Roseanne Barr Says She’ll Let Fans Know If There Will Be A ‘Roseanne’ Revival

Roseanne Barr hasn’t actually confirmed news of a Roseanne revival, but the 64-year-old funny lady isn’t exactly denying it either. On the heels of Deadline’s report that a limited eight-episode revival is in the works with the classic sitcom’s original cast members, Barr took to Twitter make it clear that she would be up for a reboot, but that she will let fans know if and when there will be one.

“I will let you guys know when/if there is to be a reboot of Roseanne,” Barr posted to Twitter. “Of course I want to do a reboot of Roseanne – new political reality in our country will make for some great jokes!”

Roseanne aired on ABC from 1988 to 1997, and it starred Barr, John Goodman, Sara Gilbert, Lecy Goranson, Michael Fishman, Laurie Metcalf, and, in later seasons, Sarah Chalke and Johnny Galecki. Future movie star George Clooney was also a regular on the first season of Roseanne, playing factory supervisor Booker Brooks. The sitcom followed the lives of the working-class Conner family and it ended with the death of Roseanne Conner’s husband Dan, played by Goodman.

Diehard Roseanne fans may recall that in the pilot episode, the Conner’s son, DJ, was not played by Michael Fishman. According to Mentalfloss, child actor Sal Barone shot the pilot but the 1988 Writers Guild strike and the long hiatus that followed lasted long enough for the young actor to have a major growth spurt. That, coupled with backstage sibling rivalry, resulted in Barone’s departure from the show, and lookalike Fishman was hired. Incidentally, Entertainment Weekly revealed that Roseanne producers actually considered Macaulay Culkin for the part, but Barr preferred the look of Fishman over the Home Alone star.
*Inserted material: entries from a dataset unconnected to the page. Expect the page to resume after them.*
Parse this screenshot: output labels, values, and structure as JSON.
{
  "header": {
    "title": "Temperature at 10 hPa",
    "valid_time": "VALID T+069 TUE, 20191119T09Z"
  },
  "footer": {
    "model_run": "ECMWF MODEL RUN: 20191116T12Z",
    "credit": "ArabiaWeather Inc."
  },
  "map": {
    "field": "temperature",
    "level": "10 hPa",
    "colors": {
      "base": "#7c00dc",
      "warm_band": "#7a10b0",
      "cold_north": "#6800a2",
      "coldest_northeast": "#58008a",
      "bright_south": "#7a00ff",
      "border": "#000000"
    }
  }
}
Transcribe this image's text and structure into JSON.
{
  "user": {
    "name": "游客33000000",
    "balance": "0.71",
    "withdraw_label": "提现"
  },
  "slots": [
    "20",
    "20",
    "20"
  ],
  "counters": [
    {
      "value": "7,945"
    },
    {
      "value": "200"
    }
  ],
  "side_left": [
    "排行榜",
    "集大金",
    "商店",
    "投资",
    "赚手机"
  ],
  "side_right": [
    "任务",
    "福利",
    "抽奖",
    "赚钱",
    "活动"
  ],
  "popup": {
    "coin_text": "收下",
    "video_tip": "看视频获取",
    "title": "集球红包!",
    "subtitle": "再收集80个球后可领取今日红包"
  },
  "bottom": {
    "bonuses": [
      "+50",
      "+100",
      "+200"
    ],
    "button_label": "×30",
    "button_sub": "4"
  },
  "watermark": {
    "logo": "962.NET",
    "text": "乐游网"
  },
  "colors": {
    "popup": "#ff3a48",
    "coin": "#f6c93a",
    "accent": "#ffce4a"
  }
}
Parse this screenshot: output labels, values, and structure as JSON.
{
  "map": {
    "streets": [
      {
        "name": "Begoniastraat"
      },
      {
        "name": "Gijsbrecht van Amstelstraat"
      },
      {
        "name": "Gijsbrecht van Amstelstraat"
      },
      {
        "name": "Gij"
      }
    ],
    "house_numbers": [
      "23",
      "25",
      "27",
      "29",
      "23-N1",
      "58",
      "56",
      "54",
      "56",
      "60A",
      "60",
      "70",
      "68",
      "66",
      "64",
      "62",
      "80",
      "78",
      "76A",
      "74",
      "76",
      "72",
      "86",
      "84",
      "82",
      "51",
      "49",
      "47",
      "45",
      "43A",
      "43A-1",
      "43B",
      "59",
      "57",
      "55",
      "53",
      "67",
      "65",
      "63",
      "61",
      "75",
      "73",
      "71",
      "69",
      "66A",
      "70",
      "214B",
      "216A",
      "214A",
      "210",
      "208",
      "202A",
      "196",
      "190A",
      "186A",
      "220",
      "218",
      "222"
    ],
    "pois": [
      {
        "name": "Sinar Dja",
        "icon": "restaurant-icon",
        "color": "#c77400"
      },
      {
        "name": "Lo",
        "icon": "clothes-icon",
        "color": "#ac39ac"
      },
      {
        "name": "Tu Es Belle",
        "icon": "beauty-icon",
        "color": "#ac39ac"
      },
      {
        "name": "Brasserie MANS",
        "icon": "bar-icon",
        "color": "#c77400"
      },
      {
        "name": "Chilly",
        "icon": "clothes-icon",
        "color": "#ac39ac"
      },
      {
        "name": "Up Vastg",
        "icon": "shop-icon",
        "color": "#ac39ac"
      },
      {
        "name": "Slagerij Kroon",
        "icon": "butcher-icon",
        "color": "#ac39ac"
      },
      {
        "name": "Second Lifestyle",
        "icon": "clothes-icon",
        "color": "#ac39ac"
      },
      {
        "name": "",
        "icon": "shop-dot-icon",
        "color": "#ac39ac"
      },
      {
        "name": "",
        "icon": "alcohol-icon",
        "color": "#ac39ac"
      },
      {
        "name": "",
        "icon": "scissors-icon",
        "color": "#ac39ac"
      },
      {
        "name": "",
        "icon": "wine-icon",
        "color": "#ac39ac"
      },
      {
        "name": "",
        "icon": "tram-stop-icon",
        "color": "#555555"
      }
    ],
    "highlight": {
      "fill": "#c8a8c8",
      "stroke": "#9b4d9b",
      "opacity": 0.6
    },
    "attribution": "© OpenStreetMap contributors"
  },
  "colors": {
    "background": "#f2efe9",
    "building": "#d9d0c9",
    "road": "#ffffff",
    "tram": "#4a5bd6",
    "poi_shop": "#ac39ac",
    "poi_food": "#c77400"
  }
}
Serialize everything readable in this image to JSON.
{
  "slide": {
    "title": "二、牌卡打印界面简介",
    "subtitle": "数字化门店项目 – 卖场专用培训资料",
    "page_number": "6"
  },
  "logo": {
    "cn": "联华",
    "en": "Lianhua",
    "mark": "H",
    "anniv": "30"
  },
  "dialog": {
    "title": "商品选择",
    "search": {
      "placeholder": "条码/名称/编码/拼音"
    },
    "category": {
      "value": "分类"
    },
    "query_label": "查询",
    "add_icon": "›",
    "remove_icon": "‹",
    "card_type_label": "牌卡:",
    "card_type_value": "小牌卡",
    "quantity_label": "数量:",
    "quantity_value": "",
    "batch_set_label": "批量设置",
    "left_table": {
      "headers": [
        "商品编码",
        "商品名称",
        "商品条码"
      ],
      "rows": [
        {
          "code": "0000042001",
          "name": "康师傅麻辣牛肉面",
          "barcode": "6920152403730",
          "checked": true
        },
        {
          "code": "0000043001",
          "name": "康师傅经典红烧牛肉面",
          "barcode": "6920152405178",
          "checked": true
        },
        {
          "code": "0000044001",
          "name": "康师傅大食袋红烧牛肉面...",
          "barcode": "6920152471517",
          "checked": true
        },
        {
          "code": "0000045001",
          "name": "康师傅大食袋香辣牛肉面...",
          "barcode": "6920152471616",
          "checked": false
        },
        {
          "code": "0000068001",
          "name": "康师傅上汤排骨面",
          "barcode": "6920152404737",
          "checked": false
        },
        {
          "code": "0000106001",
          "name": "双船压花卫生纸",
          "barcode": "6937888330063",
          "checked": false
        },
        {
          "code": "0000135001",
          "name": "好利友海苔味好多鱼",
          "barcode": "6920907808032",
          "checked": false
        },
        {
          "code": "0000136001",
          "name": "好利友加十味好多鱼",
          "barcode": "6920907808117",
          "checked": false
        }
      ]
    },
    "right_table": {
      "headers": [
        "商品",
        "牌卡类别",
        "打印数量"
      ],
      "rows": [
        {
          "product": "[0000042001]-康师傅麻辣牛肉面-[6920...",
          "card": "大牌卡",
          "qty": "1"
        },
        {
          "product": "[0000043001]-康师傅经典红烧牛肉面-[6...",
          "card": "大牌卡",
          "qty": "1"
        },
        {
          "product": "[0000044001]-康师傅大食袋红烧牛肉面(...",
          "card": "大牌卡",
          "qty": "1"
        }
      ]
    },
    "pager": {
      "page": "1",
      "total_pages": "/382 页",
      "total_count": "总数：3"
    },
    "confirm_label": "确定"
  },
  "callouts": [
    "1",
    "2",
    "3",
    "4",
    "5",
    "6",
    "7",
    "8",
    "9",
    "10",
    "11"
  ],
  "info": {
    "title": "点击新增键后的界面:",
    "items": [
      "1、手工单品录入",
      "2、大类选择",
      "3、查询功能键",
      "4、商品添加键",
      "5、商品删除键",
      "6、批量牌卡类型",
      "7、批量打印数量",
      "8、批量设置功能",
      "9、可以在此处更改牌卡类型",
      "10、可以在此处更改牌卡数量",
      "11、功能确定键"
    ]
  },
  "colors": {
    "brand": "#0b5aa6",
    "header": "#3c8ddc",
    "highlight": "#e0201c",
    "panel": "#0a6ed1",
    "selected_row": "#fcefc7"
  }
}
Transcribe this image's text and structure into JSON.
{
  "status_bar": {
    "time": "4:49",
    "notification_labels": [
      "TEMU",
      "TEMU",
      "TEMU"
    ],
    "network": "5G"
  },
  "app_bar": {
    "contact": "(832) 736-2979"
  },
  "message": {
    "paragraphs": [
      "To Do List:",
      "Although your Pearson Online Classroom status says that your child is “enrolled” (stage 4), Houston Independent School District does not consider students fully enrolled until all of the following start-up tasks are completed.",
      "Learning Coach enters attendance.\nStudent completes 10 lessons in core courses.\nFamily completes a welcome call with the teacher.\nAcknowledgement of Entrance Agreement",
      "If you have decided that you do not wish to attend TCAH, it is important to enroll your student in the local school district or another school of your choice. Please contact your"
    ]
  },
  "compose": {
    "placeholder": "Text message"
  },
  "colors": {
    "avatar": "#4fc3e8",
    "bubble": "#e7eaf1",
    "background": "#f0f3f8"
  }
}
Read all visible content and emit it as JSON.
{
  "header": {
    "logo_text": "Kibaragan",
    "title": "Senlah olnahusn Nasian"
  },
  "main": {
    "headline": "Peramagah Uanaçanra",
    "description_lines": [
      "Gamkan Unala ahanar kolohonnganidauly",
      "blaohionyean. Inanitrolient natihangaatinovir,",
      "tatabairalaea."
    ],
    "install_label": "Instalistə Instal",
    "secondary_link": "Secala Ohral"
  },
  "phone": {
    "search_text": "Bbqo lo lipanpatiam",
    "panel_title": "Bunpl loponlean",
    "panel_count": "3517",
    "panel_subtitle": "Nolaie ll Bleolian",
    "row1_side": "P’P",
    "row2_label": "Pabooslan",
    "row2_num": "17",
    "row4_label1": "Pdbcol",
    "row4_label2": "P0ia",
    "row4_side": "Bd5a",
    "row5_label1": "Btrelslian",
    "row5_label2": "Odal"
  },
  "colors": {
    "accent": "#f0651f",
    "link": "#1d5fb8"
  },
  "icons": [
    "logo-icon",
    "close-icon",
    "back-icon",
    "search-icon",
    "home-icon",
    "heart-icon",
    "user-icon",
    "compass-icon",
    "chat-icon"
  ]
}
Another fun fact about the first season of Roseanne: The Conners were corny. Literally. An inside joke on the set was that the word “corn” and various corn sightings were included in nearly every episode of the first season.

Roseanne was a fan favorite, but it never received any love on television’s biggest night. Over its nine-season run, Roseanne was never nominated for best comedy series at the Emmy Awards.

While reboot rumors have fans hopeful, Barr previously penned an essay for New York Magazine in which she blasted Hollywood’s treatment of women and the lower class.

“Hollywood hates labor and hates shows about labor worse than any other thing. And that’s why you won’t be seeing another Roseanne anytime soon,” she wrote. “Instead, all over the tube, you will find enterprising, overmedicated, painted-up, capitalist whores claiming to be housewives.”

Barr also included examples of the sexism she endured during the height of her Roseanne fame.

“It’s mostly because I’m a woman, and because I can’t be controlled, and I suppose because I’m smarter than they are,” she said. “Those are three big strikes against me.”

Barr went so far as to say she is done with scripted television after being asked for writing samples from networks execs so they could “help her” get a job.

“I just gave up,” she said. “Here’s what I heard, ‘Well, do you have any samples of your writing?’ That’s what they’d ask me. ‘Do you have any samples of your writing so that we could help you get a job?'”

Hopefully, Barr has had a change of tune. If it does come to fruition, the Roseanne reboot could air on the show’s original network, ABC, or it could possibly follow in the footsteps of Full House and land on Netflix.

See a clip from the original Roseanne series below.

[Featured Image by Frederick M. Brown/Getty Images]